--- Try it ---
Report back every line from the entries below in which the word "HarmonyDoc" occurs.

--- Study material ---
------
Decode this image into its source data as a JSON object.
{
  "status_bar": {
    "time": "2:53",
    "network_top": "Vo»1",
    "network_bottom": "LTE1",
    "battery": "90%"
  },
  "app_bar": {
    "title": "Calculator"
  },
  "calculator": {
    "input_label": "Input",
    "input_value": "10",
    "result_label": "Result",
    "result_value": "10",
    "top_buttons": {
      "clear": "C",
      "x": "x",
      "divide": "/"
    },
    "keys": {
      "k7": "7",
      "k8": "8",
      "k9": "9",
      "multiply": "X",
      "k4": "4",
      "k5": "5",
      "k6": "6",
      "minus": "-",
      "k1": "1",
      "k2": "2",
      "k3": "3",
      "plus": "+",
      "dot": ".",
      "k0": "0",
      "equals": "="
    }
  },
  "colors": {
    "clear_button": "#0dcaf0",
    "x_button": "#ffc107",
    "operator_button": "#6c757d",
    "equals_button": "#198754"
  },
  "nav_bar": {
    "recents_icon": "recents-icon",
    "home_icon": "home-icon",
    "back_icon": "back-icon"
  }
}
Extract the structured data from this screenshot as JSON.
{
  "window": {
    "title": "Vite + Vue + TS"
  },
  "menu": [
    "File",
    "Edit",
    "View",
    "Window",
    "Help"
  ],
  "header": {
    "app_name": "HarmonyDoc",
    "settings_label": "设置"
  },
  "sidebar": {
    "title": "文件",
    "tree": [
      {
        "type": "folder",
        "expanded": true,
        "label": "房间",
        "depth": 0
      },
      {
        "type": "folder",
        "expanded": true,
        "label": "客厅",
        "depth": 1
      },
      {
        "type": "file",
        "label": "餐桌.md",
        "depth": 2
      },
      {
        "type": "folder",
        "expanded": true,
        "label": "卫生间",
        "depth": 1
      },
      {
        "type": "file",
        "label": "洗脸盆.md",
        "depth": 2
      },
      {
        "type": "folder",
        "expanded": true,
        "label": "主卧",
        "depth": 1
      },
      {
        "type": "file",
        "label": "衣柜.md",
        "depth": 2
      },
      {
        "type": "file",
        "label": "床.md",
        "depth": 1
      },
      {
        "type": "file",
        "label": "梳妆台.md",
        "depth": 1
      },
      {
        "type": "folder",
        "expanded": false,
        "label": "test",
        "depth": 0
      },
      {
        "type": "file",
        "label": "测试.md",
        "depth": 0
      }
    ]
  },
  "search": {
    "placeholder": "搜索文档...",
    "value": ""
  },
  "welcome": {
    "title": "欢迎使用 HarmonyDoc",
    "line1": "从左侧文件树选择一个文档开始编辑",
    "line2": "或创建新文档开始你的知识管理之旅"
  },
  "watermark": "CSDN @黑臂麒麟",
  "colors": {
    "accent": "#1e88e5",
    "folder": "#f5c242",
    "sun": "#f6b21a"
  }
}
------
--- Solution to this exercise ---
    "app_name": "HarmonyDoc",
    "title": "欢迎使用 HarmonyDoc",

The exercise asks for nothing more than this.